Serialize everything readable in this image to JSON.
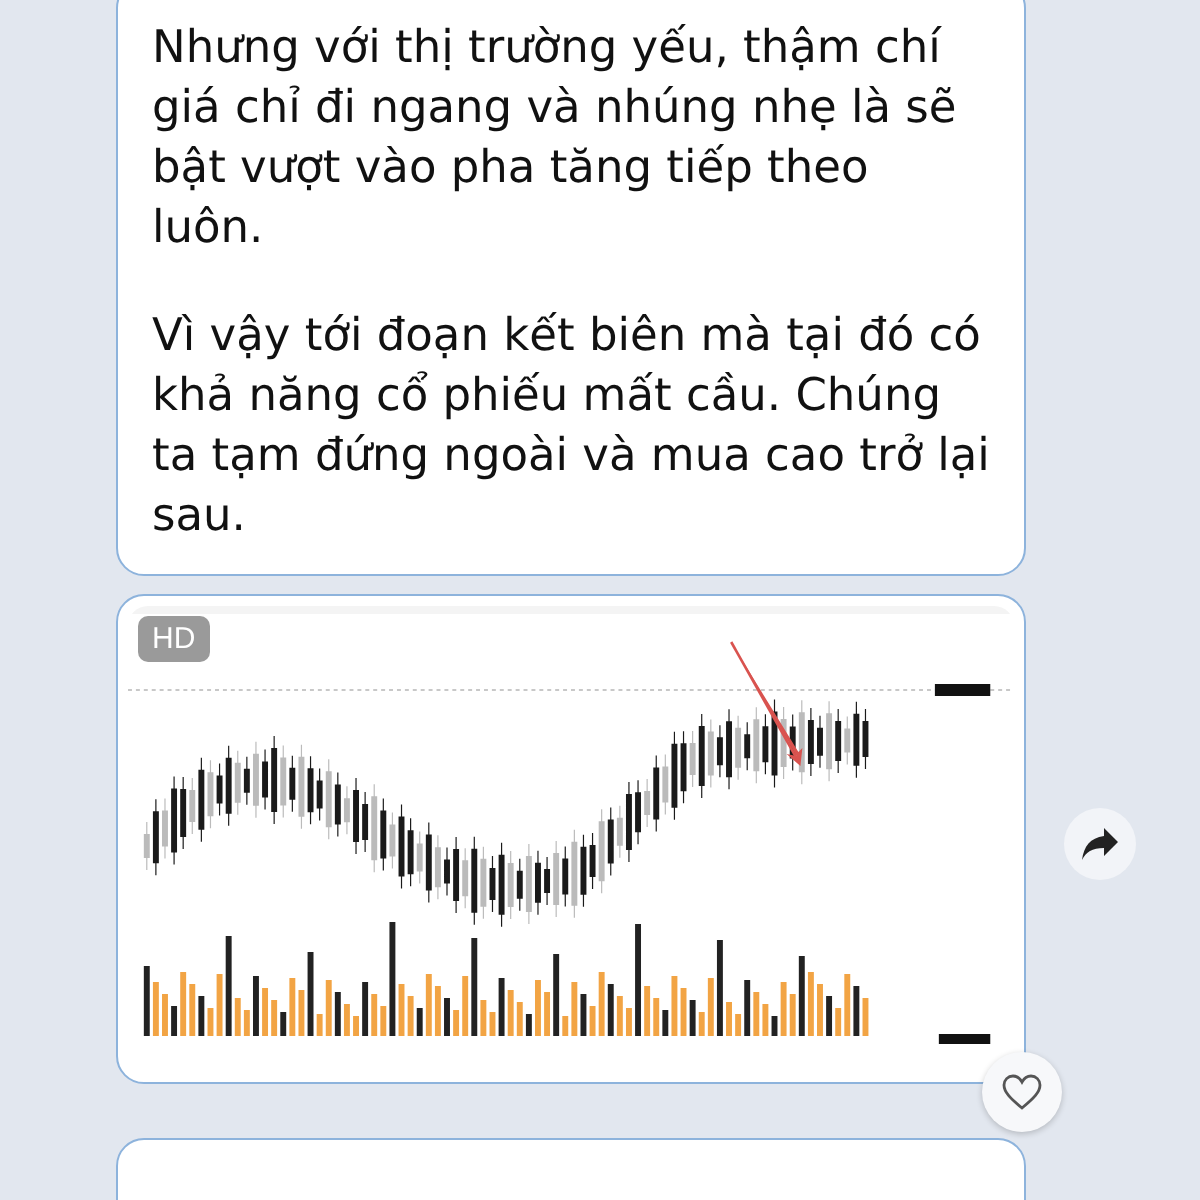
{
  "messages": [
    {
      "kind": "text",
      "paragraphs": [
        "Nhưng với thị trường yếu, thậm chí giá chỉ đi ngang và nhúng nhẹ là sẽ bật vượt vào pha tăng tiếp theo luôn.",
        "Vì vậy tới đoạn kết biên mà tại đó có khả năng cổ phiếu mất cầu. Chúng ta tạm đứng ngoài và mua cao trở lại sau."
      ]
    },
    {
      "badge": "HD",
      "liked": false
    },
    {
      "kind": "text"
    }
  ]
}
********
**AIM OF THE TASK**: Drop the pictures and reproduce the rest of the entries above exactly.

**COMPLETED EXERCISE**:
Serialize everything readable in this image to JSON.
{
  "messages": [
    {
      "kind": "text",
      "paragraphs": [
        "Nhưng với thị trường yếu, thậm chí giá chỉ đi ngang và nhúng nhẹ là sẽ bật vượt vào pha tăng tiếp theo luôn.",
        "Vì vậy tới đoạn kết biên mà tại đó có khả năng cổ phiếu mất cầu. Chúng ta tạm đứng ngoài và mua cao trở lại sau."
      ]
    },
    {
      "badge": "HD",
      "liked": false
    },
    {
      "kind": "text"
    }
  ]
}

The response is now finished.